(Element data from apps and pages)
>>>>>

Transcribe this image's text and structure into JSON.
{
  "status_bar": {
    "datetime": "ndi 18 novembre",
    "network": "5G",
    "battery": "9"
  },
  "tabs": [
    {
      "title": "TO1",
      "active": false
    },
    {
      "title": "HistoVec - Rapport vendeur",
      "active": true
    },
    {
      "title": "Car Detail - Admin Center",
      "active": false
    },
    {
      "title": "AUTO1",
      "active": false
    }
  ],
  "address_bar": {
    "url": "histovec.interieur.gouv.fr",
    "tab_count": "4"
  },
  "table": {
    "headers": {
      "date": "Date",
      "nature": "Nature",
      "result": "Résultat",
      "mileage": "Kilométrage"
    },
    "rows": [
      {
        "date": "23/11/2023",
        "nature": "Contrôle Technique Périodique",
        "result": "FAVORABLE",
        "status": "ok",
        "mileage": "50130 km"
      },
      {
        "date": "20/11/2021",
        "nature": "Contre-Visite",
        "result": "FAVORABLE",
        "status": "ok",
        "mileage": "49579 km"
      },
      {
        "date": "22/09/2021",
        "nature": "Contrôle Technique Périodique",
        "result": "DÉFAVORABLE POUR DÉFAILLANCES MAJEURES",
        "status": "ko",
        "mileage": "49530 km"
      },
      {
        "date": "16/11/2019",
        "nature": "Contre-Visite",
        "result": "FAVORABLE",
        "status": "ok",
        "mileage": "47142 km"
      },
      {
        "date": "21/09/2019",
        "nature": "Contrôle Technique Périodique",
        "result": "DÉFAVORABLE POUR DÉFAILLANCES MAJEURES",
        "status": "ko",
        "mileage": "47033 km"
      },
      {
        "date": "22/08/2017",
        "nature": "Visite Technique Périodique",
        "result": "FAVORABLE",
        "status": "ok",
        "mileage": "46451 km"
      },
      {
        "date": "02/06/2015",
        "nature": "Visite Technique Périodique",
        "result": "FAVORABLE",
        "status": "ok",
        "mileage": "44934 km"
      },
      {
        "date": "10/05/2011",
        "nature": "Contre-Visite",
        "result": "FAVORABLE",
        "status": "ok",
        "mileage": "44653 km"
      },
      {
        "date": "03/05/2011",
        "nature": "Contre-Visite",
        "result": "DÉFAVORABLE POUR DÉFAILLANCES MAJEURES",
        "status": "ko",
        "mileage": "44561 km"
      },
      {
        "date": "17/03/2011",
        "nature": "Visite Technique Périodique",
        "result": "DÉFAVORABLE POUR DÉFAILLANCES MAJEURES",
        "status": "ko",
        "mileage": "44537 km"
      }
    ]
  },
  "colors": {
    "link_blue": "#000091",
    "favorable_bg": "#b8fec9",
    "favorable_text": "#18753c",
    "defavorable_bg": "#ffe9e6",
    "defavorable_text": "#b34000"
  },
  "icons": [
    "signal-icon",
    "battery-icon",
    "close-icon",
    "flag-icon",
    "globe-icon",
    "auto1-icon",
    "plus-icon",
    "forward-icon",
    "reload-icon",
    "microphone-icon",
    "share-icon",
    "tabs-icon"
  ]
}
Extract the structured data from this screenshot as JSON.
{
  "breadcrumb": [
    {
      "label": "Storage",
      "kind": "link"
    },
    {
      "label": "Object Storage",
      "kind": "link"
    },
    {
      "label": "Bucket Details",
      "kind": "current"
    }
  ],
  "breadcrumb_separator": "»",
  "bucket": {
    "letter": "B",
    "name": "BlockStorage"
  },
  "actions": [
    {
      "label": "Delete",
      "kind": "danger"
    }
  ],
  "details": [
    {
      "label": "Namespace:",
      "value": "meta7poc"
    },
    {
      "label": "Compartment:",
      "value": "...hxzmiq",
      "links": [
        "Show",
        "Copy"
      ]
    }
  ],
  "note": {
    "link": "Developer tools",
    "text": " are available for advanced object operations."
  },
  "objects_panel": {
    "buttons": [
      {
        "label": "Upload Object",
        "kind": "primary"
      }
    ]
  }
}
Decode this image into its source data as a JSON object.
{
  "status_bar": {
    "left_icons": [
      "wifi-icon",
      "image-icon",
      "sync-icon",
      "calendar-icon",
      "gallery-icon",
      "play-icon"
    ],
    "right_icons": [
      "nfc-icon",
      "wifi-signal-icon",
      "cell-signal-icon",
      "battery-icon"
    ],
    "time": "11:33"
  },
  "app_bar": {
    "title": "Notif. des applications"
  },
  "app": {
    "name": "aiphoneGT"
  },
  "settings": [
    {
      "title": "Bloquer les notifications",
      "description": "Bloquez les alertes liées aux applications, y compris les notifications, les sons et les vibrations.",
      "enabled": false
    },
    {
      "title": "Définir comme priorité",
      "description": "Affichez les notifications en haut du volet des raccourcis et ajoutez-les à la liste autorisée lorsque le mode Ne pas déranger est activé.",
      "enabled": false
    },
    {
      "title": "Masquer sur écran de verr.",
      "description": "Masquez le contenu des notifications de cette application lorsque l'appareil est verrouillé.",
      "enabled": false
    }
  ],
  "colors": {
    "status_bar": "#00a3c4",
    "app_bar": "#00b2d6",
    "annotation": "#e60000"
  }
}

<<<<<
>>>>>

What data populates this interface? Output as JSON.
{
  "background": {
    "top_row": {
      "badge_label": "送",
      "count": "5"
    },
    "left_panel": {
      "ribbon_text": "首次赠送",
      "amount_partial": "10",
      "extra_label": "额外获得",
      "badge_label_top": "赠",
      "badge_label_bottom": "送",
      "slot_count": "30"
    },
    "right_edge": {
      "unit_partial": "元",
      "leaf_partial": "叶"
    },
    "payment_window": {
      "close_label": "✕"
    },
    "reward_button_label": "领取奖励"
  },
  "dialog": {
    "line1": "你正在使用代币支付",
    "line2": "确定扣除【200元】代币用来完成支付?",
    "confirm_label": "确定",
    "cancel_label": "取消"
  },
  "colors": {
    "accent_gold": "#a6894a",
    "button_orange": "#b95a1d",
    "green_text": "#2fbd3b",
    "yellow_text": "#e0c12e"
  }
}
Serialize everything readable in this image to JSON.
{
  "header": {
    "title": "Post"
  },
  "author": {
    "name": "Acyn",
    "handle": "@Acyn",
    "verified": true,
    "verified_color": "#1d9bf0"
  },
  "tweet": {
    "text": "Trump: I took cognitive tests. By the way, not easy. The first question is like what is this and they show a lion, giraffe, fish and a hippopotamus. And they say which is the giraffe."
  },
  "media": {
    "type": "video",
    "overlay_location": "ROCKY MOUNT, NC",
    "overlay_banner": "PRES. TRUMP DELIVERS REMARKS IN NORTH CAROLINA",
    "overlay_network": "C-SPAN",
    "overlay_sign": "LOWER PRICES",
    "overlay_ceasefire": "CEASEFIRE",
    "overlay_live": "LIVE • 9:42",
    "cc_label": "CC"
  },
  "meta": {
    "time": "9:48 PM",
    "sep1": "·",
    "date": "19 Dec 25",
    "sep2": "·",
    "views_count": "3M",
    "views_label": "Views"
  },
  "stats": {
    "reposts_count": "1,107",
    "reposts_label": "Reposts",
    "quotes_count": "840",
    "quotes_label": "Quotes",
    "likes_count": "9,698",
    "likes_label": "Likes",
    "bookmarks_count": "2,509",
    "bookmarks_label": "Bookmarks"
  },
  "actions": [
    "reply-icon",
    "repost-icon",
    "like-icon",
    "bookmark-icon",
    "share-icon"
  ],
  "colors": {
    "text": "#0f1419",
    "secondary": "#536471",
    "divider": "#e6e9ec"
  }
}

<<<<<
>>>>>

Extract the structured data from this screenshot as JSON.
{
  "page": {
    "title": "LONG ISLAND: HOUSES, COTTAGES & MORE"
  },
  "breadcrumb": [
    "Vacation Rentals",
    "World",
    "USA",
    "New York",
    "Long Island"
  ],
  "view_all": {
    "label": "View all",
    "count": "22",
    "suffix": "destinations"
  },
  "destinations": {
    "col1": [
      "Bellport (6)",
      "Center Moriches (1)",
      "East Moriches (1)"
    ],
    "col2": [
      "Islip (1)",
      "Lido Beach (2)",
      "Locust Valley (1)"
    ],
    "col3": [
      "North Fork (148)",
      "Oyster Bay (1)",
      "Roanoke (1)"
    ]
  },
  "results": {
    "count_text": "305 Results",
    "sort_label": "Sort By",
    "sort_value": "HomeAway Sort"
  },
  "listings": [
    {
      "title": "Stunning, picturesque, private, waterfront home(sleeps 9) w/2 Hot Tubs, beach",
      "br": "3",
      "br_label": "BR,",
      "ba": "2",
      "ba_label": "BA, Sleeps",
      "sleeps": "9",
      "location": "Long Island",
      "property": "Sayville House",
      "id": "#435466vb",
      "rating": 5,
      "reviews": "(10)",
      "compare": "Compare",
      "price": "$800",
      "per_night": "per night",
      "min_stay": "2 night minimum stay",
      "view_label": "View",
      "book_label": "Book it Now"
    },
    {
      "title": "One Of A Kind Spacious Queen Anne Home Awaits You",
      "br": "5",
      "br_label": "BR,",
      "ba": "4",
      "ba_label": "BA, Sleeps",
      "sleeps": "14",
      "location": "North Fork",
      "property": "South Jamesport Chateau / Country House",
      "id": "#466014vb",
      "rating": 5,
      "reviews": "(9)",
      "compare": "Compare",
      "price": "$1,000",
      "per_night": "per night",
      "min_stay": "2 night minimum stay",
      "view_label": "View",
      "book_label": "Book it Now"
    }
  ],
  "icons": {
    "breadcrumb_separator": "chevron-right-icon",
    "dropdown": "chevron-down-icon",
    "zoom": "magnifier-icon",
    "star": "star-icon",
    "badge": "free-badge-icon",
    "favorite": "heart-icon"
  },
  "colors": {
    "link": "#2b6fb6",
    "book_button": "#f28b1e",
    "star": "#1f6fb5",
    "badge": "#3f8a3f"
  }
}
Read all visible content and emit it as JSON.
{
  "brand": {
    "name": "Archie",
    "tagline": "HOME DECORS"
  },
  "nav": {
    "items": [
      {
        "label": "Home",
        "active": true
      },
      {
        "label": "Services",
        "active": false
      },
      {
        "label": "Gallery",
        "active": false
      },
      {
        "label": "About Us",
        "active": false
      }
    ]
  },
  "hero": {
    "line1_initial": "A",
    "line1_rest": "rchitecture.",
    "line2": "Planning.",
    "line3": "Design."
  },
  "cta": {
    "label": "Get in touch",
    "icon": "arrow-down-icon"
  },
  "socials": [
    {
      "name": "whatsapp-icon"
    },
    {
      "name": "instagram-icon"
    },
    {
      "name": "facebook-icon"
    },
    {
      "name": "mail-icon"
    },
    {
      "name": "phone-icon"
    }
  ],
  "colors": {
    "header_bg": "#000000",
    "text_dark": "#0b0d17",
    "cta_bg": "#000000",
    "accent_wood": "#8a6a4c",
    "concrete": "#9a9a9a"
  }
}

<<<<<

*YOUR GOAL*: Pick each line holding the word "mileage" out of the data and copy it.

*WRITTEN REPLY*:
      "mileage": "Kilométrage"
        "mileage": "50130 km"
        "mileage": "49579 km"
        "mileage": "49530 km"
        "mileage": "47142 km"
        "mileage": "47033 km"
        "mileage": "46451 km"
        "mileage": "44934 km"
        "mileage": "44653 km"
        "mileage": "44561 km"
        "mileage": "44537 km"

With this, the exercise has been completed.